When people with low-responding inhibitors receive factor concentrates, the inhibitor titers do not rise. Therefore, people with low-responding inhibitors can usually still use clotting factor products to stop or prevent a bleeding episode.
Treating people who have inhibitors is complex and remains one of the biggest challenges in hemophilia care today. If possible, a person with inhibitors should be cared for at a hemophilia treatment center (HTC). HTCs are specialized health care centers that bring together a team of doctors, nurses and other health professionals experienced in treating people with hemophilia.
Some treatments for people with inhibitors include the following:
Traditional immune tolerance induction therapy consists of once-daily doses of clotting factor into the vein. Continuous factor replacement therapy has been used as an alternative to traditional bolus dosing since the 1990s. Today, it is most often used peri-operatively to ensure hemostasis throughout a medical procedure and recovery, but it may also be prescribed to induce immune tolerance.
Continuous factor replacement at home is achieved by using a portable infusion pump. The infusion pump contains a small cartridge that holds the mixed clotting factor solution, and is typically changed out every day with a fresh dose. The pump is programmed to deliver the daily factor dose at steady levels over a 24-hour period. It is thought that, instead of a once-daily bolus dose of factor (which results in initial peak levels of factor levels that decrease throughout the day), a steady level of clotting factor over the same 24-hours might be more effective at overcoming an antibody response.

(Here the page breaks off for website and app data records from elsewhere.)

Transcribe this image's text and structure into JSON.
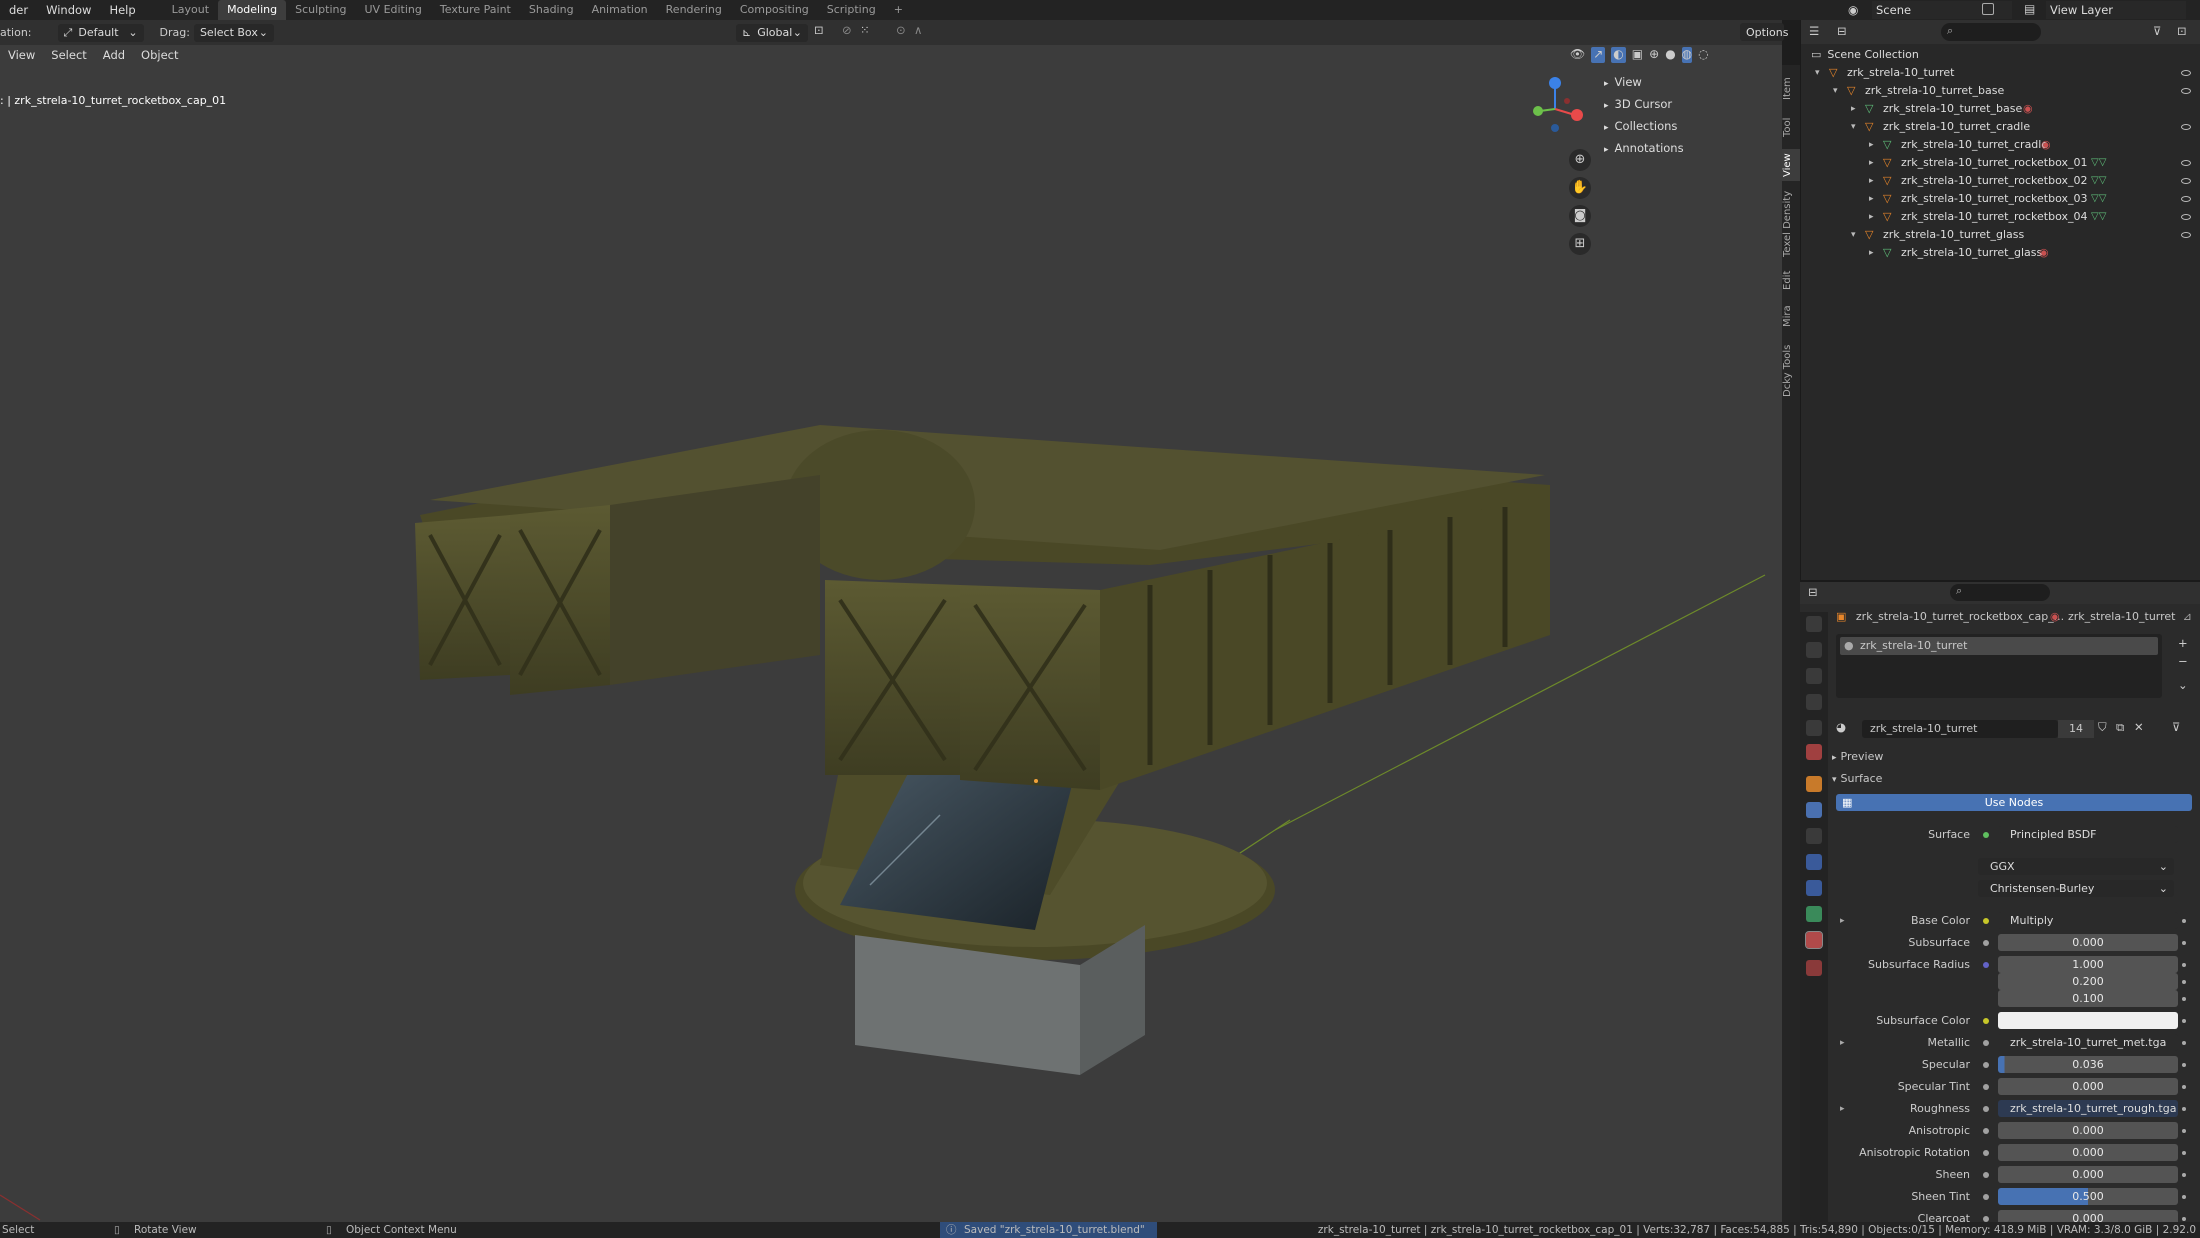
{
  "topbar": {
    "menus": [
      "der",
      "Window",
      "Help"
    ],
    "workspaces": [
      "Layout",
      "Modeling",
      "Sculpting",
      "UV Editing",
      "Texture Paint",
      "Shading",
      "Animation",
      "Rendering",
      "Compositing",
      "Scripting"
    ],
    "active_workspace": "Modeling",
    "add_tab": "+",
    "scene": "Scene",
    "view_layer": "View Layer"
  },
  "header2": {
    "orientation_label": "ation:",
    "orientation_value": "Default",
    "drag_label": "Drag:",
    "drag_value": "Select Box",
    "transform_value": "Global",
    "options_label": "Options"
  },
  "viewport_menu": [
    "View",
    "Select",
    "Add",
    "Object"
  ],
  "viewport": {
    "active_object_text": ": | zrk_strela-10_turret_rocketbox_cap_01",
    "npanel_items": [
      "View",
      "3D Cursor",
      "Collections",
      "Annotations"
    ],
    "sidebar_tabs": [
      "Item",
      "Tool",
      "View",
      "Texel Density",
      "Edit",
      "Mira",
      "Dcky Tools"
    ]
  },
  "outliner": {
    "root": "Scene Collection",
    "rows": [
      {
        "label": "zrk_strela-10_turret",
        "indent": 0
      },
      {
        "label": "zrk_strela-10_turret_base",
        "indent": 1
      },
      {
        "label": "zrk_strela-10_turret_base",
        "indent": 2
      },
      {
        "label": "zrk_strela-10_turret_cradle",
        "indent": 2
      },
      {
        "label": "zrk_strela-10_turret_cradle",
        "indent": 3
      },
      {
        "label": "zrk_strela-10_turret_rocketbox_01",
        "indent": 3
      },
      {
        "label": "zrk_strela-10_turret_rocketbox_02",
        "indent": 3
      },
      {
        "label": "zrk_strela-10_turret_rocketbox_03",
        "indent": 3
      },
      {
        "label": "zrk_strela-10_turret_rocketbox_04",
        "indent": 3
      },
      {
        "label": "zrk_strela-10_turret_glass",
        "indent": 2
      },
      {
        "label": "zrk_strela-10_turret_glass",
        "indent": 3
      }
    ]
  },
  "properties": {
    "object_name": "zrk_strela-10_turret_rocketbox_cap_...",
    "material_name_header": "zrk_strela-10_turret",
    "slot_name": "zrk_strela-10_turret",
    "material_field": "zrk_strela-10_turret",
    "user_count": "14",
    "preview": "Preview",
    "surface_panel": "Surface",
    "use_nodes": "Use Nodes",
    "surface_label": "Surface",
    "surface_value": "Principled BSDF",
    "distribution": "GGX",
    "subsurface_method": "Christensen-Burley",
    "rows": [
      {
        "label": "Base Color",
        "value": "Multiply"
      },
      {
        "label": "Subsurface",
        "value": "0.000"
      },
      {
        "label": "Subsurface Radius",
        "value": "1.000"
      },
      {
        "label": "",
        "value": "0.200"
      },
      {
        "label": "",
        "value": "0.100"
      },
      {
        "label": "Subsurface Color",
        "value": ""
      },
      {
        "label": "Metallic",
        "value": "zrk_strela-10_turret_met.tga"
      },
      {
        "label": "Specular",
        "value": "0.036"
      },
      {
        "label": "Specular Tint",
        "value": "0.000"
      },
      {
        "label": "Roughness",
        "value": "zrk_strela-10_turret_rough.tga"
      },
      {
        "label": "Anisotropic",
        "value": "0.000"
      },
      {
        "label": "Anisotropic Rotation",
        "value": "0.000"
      },
      {
        "label": "Sheen",
        "value": "0.000"
      },
      {
        "label": "Sheen Tint",
        "value": "0.500"
      },
      {
        "label": "Clearcoat",
        "value": "0.000"
      }
    ],
    "specular_fill": 0.036,
    "sheen_tint_fill": 0.5
  },
  "statusbar": {
    "select": "Select",
    "rotate": "Rotate View",
    "context": "Object Context Menu",
    "saved": "Saved \"zrk_strela-10_turret.blend\"",
    "stats": "zrk_strela-10_turret | zrk_strela-10_turret_rocketbox_cap_01 | Verts:32,787 | Faces:54,885 | Tris:54,890 | Objects:0/15 | Memory: 418.9 MiB | VRAM: 3.3/8.0 GiB | 2.92.0"
  },
  "colors": {
    "accent": "#4772b3",
    "header": "#303030",
    "viewport_bg": "#3c3c3c",
    "mesh_icon": "#e8862a",
    "vert_icon": "#5fbf7a",
    "material_icon": "#c85050"
  }
}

Sometimes referred to as “co-protein” or “whole molecule” products, clotting factor products that contain both the factor VIII (FVIII) and von Willebrand factor (VWF) proteins have been used with some success at tolerizing hard-to-treat factor VIII inhibitors. Moreover, some researchers suggest that FVIII/VWF products may shorten the duration of immune tolerance therapy.
In nature, von Willebrand factor is bound to factor VIII on the same binding sites as those that are targeted by some inhibitors. In other words, VWF effectively blocks the antibody from attacking FVIII. Researchers, therefore, believe that FVIII/VWF products may be a viable treatment option for some, especially where immune tolerance induction has failed with a recombinant or monoclonal factor VIII product.
For people with inhibitors, the bypassing agent, FEIBA NF (from Baxter Healthcare), is commonly prescribed for treating bleeds. Moreover, recent research shows that treating prophylactically with FEIBA NF can significantly reduce the frequency of bleeds in severe hemophilia A patients with inhibitors. http://www.feiba.com/hcp/prophylaxis.html »
Rituxan (rituximab), from Genentech and Biogen Idec, is a genetically engineered antibody, designed to attach to the B cell, which is a type of lymphocyte (or white blood cell) that plays a significant role in the body’s immunity. Rituxan attaches to a specific receptor site on the B-lymphocyte, called CD20. It is hypothesized that Rituxan may help to reduce the immune response of an inhibitor to factor and possibly “reset” the immune system. The mechanism of action as it relates to the FVIII/FIX inhibitor is unknown and research continues.
Rituxan is a prescription medicine. It is not a chemotherapy medicine; however, it has been used in conjunction with chemotherapy, immunoglobulin therapy and/or prednisone. Rituxan is usually given with immune tolerance therapy or concurrent factor infusions. Rituxan is administered intravenously and may result in a variety of side effects, including allergic reactions.